When and how to scale your competitive enablement program
Scaling your competitive enablement program is all about creating a snowball effect of insights and enablement. But when’s the right time to think about investing in a competitive intelligence platform or partnering with a CI tool provider?
I’m missing out on a golden opportunity for a shameless plug here, but there’s genuinely a phase where it’s too early to invest in a tool. You’ve got to prove the value of CI within your organization first.
Implementing a software platform across the board is no small feat. If you’re already struggling to balance CI with all your other responsibilities, adding a whole new project might be too much.
So, what should be in place before you even consider tooling?
- A culture of competition: You want to have a steady stream of content being shared internally, people looking to you as the go-to CI expert, and a general buzz about competition.
- Overwhelming demand: If your PMM team is being bombarded with questions about the competition, and you’re constantly thinking, “Another question? I can’t keep up!”, that’s a sign. It’s time to think about streamlining and operationalizing CI.
If these elements aren’t in play, it’s too early to start using a CI tool. Without demand, no one’s going to care about the insights you’ve gathered.
But even without a dedicated platform, there are steps to start structuring your CI efforts:
- Consistent communications: Think about starting a weekly competitive digest email or post to keep your team in the loop about competitor moves.
- Focused battlecards: Start with cards for those key competitors, the real threats. Soon, you’ll face the challenge of keeping them updated, and that’s where a tool can come in handy.
- Efficient data collection: Start consolidating your data sources. Instead of doing a new Google search for every question, create a go-to repository of the answers.
In essence, it’s about building demand, creating a culture, and then looking at tools to make the process smoother.
It’s essential to recognize that, while many tools promise to be a game-changer, there’s no magic button that does it all. No tool will hand you the perfect strategy to outdo a competitor.
What a CI tool can offer is efficiency. It can centralize information and make enablement content accessible wherever your team operates. There are undeniable benefits, but if you’re not ready for a comprehensive program, diving into a tool might feel like more work than it’s worth. It’s all about finding that balance.
As we wrap things up, I’d like to leave you with one final piece of advice on how to start building your competitive intelligence program.
Take a moment to reflect on everything you’ve done over the last few quarters that was related to competitive intelligence or enablement.
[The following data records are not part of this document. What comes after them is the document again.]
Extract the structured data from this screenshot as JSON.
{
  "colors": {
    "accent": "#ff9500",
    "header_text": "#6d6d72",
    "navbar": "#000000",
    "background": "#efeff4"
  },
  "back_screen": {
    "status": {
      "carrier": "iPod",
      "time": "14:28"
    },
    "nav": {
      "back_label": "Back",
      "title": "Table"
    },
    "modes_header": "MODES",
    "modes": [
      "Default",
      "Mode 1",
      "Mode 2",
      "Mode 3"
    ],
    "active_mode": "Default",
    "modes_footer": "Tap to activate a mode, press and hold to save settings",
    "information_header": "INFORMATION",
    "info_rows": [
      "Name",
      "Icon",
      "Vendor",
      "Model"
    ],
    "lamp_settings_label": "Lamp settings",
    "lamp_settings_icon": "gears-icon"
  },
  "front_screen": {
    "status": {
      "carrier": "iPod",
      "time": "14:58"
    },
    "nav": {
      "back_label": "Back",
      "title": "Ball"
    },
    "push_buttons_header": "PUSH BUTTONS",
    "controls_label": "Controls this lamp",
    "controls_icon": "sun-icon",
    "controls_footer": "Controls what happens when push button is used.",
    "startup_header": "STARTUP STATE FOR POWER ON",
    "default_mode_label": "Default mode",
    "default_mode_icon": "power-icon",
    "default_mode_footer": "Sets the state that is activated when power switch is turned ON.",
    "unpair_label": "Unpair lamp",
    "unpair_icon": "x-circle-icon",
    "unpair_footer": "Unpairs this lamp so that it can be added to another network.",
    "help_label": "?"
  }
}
Chances are, you’ve already kickstarted your competitive enablement journey without even realizing it. It’s happening, whether you’ve planned for it or not.
Now’s the perfect time to sit down and think about how you can set yourself up for success down the line. Recognize that the need for competitive content will only grow, especially if you’re in a growing organization. Think about how much of your current role involves CI and how that might evolve.
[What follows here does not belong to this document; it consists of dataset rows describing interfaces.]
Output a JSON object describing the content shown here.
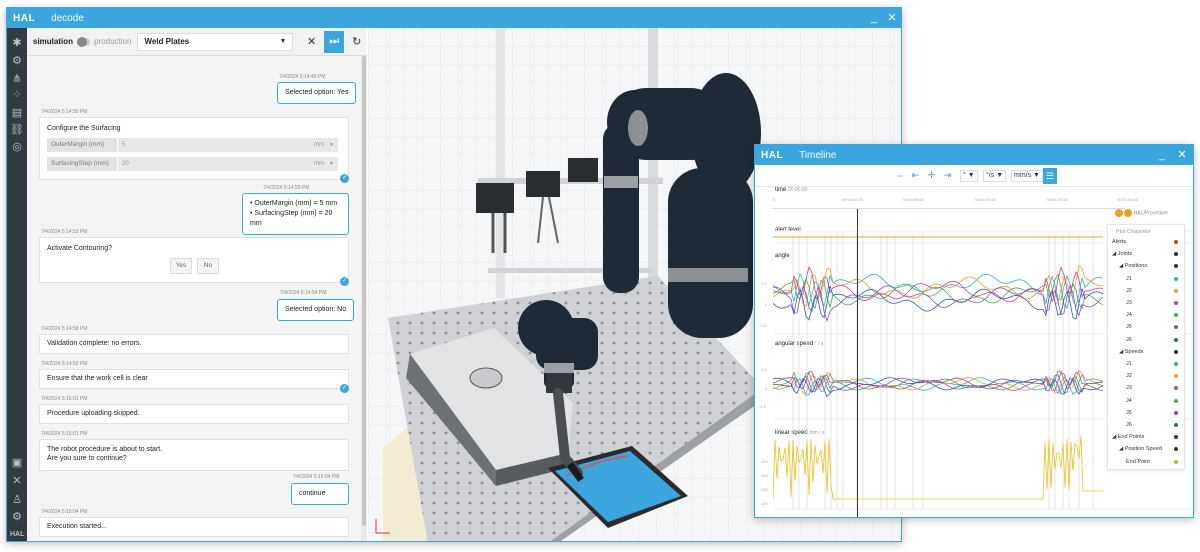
{
  "main_window": {
    "logo": "HAL",
    "title": "decode",
    "minimize_label": "_",
    "close_label": "✕"
  },
  "left_bar": {
    "icons": [
      "settings-icon",
      "robot-arm-icon",
      "tree-icon",
      "scatter-icon",
      "document-icon",
      "link-icon",
      "check-circle-icon"
    ],
    "bottom_icons": [
      "save-icon",
      "close-icon",
      "user-icon",
      "gear-icon"
    ],
    "bottom_logo": "HAL"
  },
  "toolbar": {
    "simulation_label": "simulation",
    "production_label": "production",
    "procedure_value": "Weld Plates",
    "caret": "▼",
    "close_glyph": "✕",
    "step_glyph": "⏭",
    "reset_glyph": "↻"
  },
  "chat": {
    "messages": [
      {
        "ts": "7/4/2024 5:14:49 PM",
        "user": true,
        "text": "Selected option: Yes"
      },
      {
        "ts": "7/4/2024 5:14:50 PM",
        "title": "Configure the Surfacing",
        "fields": [
          {
            "label": "OuterMargin (mm)",
            "value": "5",
            "unit": "mm"
          },
          {
            "label": "SurfacingStep (mm)",
            "value": "20",
            "unit": "mm"
          }
        ]
      },
      {
        "ts": "7/4/2024 5:14:53 PM",
        "user": true,
        "lines": [
          "• OuterMargin (mm) = 5 mm",
          "• SurfacingStep (mm) = 20 mm"
        ]
      },
      {
        "ts": "7/4/2024 5:14:53 PM",
        "title": "Activate Contouring?",
        "buttons": [
          "Yes",
          "No"
        ]
      },
      {
        "ts": "7/4/2024 5:14:54 PM",
        "user": true,
        "text": "Selected option: No"
      },
      {
        "ts": "7/4/2024 5:14:58 PM",
        "text": "Validation complete: no errors."
      },
      {
        "ts": "7/4/2024 5:14:59 PM",
        "text": "Ensure that the work cell is clear"
      },
      {
        "ts": "7/4/2024 5:15:01 PM",
        "text": "Procedure uploading skipped."
      },
      {
        "ts": "7/4/2024 5:15:01 PM",
        "lines": [
          "The robot procedure is about to start.",
          "Are you sure to continue?"
        ]
      },
      {
        "ts": "7/4/2024 5:15:04 PM",
        "user": true,
        "text": "continue"
      },
      {
        "ts": "7/4/2024 5:15:04 PM",
        "text": "Execution started..."
      }
    ],
    "unit_caret": "▼",
    "check_glyph": "✓"
  },
  "timeline": {
    "logo": "HAL",
    "title": "Timeline",
    "minimize_label": "_",
    "close_label": "✕",
    "unit_selects": [
      "° ▼",
      "°/s ▼",
      "mm/s ▼"
    ],
    "menu_glyph": "☰",
    "time_label": "time",
    "time_unit": "00:00:00",
    "ticks": [
      "0",
      "00:00:02.00",
      "00:00:06.00",
      "00:01:00.00",
      "00:01:30.00",
      "00:01:56.00"
    ],
    "procedure_badge": "HAL/Procedure",
    "rows": [
      {
        "label": "alert level",
        "unit": ""
      },
      {
        "label": "angle",
        "unit": ""
      },
      {
        "label": "angular speed",
        "unit": "° / s"
      },
      {
        "label": "linear speed",
        "unit": "mm / s"
      }
    ],
    "plot_channels": {
      "header": "Plot Channels",
      "items": [
        {
          "label": "Alerts",
          "indent": 0,
          "color": "#e0332f"
        },
        {
          "label": "◢ Joints",
          "indent": 0,
          "color": "#333333"
        },
        {
          "label": "◢ Positions",
          "indent": 1,
          "color": "#333333"
        },
        {
          "label": "J1",
          "indent": 2,
          "color": "#2ab0e0"
        },
        {
          "label": "J2",
          "indent": 2,
          "color": "#f0a020"
        },
        {
          "label": "J3",
          "indent": 2,
          "color": "#e03a8a"
        },
        {
          "label": "J4",
          "indent": 2,
          "color": "#40b040"
        },
        {
          "label": "J5",
          "indent": 2,
          "color": "#8a50c8"
        },
        {
          "label": "J6",
          "indent": 2,
          "color": "#3058c0"
        },
        {
          "label": "◢ Speeds",
          "indent": 1,
          "color": "#333333"
        },
        {
          "label": "J1",
          "indent": 2,
          "color": "#2ab0e0"
        },
        {
          "label": "J2",
          "indent": 2,
          "color": "#f0a020"
        },
        {
          "label": "J3",
          "indent": 2,
          "color": "#e03a8a"
        },
        {
          "label": "J4",
          "indent": 2,
          "color": "#40b040"
        },
        {
          "label": "J5",
          "indent": 2,
          "color": "#8a50c8"
        },
        {
          "label": "J6",
          "indent": 2,
          "color": "#3058c0"
        },
        {
          "label": "◢ End Points",
          "indent": 0,
          "color": "#333333"
        },
        {
          "label": "◢ Position Speed",
          "indent": 1,
          "color": "#333333"
        },
        {
          "label": "End Point",
          "indent": 2,
          "color": "#f0a020"
        }
      ]
    },
    "y_ticks": {
      "angle": [
        "2.0",
        "0",
        "-2.0"
      ],
      "speed": [
        "2.0",
        "0",
        "-2.0"
      ],
      "linear": [
        "400",
        "300",
        "200",
        "100"
      ]
    }
  },
  "colors": {
    "accent": "#3aa6dd",
    "robot": "#1f2a36",
    "plate": "#3aa6dd",
    "sidebar": "#333a40"
  }
}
And as you move forward, keep an eye on those success metrics. Whether you’re thinking of implementing a tool, expanding your program, or just starting out, set benchmarks. Maybe you’ll start with a sales confidence survey or by tracking win rates against competitors. Whatever success looks like for you, establish those benchmarks now.
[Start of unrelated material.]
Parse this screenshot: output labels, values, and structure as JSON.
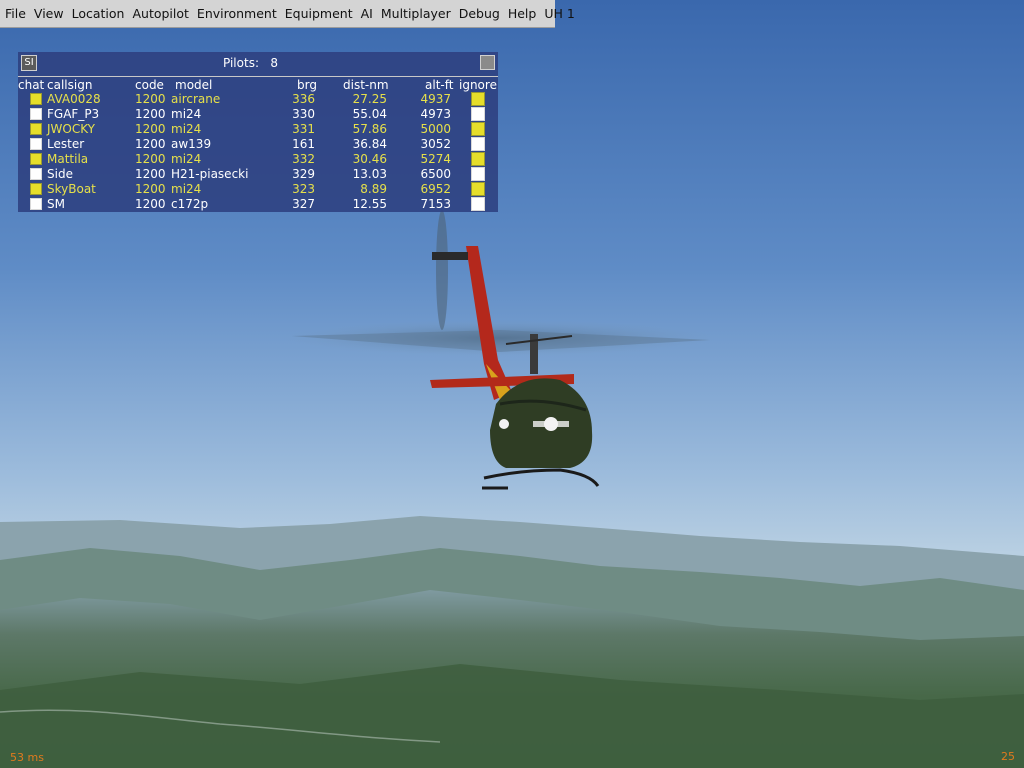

In the end, it’s all about being proactive. Don’t find yourself looking back a year from now with regret. Instead, lay the groundwork today to measure the impact of your efforts tomorrow. That proactive approach is the real key to success in the world of competitive intelligence.